Local Students Design, Build Pavilion
Dec 12, 2017 12:55PM
● Published by Emily Stevenson
Two years ago the Charleston Parks Conservancy offered James Island residents a garden-to-table option at Medway Park & Community Garden. Quickly, residents began filling the 60 leased beds with produce and flowers while meeting their neighbors and learning more about growing their own vegetables and herbs.
Now the garden is in a second phase of development as graduate students from the Clemson Architecture Center in Charleston spent their fall semester designing and building a new garden pavilion at Medway Community Garden, 2113 Medway Road. With input from Conservancy staff and community gardeners, a dozen architecture students learned how to create an aesthetically pleasing and functional structure that’s both a gathering place for gardeners, storage area for tools, work space for cleaning produce and focal point for the community’s use of the park.
Construction began in early November, and students are putting the finishing touches on their work this week.
The Conservancy is funding the cost of the materials at about $10,000. Additional fundraising is underway to complete a water collection station that is being designed into the garden pavilion. The cost to complete that piece of the project will be $4,000 and donations are still needed.
In November, the Conservancy received a $5,000 grant from Publix Supermarket Charities for Medway Community Garden. The first phase of the garden was funded largely by donations from The Standard James Island and Olde Charlestowne Sertoma Club.
In the past, undergraduate students at the center have worked on projects in the Conservancy’s other two community gardens: Elliotborough on the peninsula and Magnolia Community Garden in West Ashley.
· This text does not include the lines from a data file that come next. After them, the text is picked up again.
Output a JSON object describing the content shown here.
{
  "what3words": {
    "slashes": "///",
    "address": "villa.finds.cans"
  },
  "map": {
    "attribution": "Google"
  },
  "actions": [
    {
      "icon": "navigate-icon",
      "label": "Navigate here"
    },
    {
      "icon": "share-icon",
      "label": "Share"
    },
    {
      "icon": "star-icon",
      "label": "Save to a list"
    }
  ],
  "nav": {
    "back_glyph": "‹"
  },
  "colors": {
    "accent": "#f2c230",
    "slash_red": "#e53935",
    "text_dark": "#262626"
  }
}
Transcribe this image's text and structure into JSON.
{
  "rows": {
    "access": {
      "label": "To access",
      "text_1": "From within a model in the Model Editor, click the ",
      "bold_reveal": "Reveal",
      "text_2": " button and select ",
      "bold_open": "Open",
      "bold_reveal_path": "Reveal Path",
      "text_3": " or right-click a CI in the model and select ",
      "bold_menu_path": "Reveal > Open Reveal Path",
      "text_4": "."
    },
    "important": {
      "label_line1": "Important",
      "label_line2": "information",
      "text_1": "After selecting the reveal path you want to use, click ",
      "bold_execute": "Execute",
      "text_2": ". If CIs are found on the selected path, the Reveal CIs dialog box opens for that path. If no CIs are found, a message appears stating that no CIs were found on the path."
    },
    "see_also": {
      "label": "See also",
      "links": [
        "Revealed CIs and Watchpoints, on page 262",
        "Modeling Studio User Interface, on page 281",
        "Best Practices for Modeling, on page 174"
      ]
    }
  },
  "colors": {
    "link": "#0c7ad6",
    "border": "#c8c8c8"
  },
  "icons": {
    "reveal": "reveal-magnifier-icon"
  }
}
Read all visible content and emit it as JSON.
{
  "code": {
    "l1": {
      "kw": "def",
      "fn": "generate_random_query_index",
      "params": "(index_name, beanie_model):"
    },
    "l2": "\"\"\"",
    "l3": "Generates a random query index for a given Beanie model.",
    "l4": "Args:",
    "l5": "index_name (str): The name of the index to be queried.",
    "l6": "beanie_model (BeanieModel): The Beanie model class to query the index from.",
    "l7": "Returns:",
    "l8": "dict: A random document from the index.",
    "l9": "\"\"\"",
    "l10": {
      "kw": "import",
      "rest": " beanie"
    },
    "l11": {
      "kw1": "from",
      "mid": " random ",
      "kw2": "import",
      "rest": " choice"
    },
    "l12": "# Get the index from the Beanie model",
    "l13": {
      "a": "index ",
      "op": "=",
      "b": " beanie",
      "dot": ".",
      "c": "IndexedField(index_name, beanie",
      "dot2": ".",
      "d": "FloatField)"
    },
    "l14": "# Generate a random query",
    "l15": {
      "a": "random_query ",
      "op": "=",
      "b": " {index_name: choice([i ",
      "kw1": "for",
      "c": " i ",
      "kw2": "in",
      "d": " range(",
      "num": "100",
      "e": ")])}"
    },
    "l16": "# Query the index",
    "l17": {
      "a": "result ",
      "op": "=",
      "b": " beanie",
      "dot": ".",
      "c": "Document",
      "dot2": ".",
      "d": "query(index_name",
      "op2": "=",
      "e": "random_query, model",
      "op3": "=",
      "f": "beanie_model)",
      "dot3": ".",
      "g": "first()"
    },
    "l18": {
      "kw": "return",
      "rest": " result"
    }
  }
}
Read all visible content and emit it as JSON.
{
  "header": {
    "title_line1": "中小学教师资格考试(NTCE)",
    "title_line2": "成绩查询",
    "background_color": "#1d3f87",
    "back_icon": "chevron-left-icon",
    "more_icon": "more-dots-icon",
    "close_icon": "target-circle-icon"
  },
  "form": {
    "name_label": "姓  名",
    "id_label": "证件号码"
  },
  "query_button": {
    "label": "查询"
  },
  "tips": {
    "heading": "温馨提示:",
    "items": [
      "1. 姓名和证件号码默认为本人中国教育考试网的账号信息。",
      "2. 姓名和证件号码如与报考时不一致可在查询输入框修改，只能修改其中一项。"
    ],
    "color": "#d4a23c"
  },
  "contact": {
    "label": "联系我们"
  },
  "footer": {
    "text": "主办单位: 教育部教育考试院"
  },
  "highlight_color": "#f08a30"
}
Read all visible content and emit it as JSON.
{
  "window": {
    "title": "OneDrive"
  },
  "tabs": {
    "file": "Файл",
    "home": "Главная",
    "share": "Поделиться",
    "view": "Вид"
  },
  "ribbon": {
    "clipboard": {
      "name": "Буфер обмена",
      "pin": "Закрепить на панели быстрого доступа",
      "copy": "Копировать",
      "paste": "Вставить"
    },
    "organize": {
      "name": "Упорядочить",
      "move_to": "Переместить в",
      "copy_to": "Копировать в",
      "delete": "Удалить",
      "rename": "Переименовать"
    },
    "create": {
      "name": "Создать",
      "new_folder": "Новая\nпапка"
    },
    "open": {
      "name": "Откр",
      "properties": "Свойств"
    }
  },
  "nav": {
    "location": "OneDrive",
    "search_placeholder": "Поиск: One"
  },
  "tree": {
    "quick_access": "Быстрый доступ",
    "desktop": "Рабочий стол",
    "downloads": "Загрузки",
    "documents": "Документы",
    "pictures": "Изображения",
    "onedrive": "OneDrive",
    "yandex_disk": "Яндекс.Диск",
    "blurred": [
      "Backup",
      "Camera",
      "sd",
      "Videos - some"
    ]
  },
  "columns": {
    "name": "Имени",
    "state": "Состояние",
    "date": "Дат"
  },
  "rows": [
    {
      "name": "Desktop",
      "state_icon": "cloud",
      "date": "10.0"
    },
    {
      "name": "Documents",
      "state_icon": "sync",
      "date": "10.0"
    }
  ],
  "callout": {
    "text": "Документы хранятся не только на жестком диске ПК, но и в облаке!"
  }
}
“We’re fortunate to have forged such a positive relationship with Clemson Architecture Center. The students are gaining real-world experience designing and building something that people will use everyday, and, in turn, we can enhance the community gardening experience with a pavilion where people can gather with their fellow gardeners or simply sit and admire the fruits of their labors,” said Jim Martin, director of programs.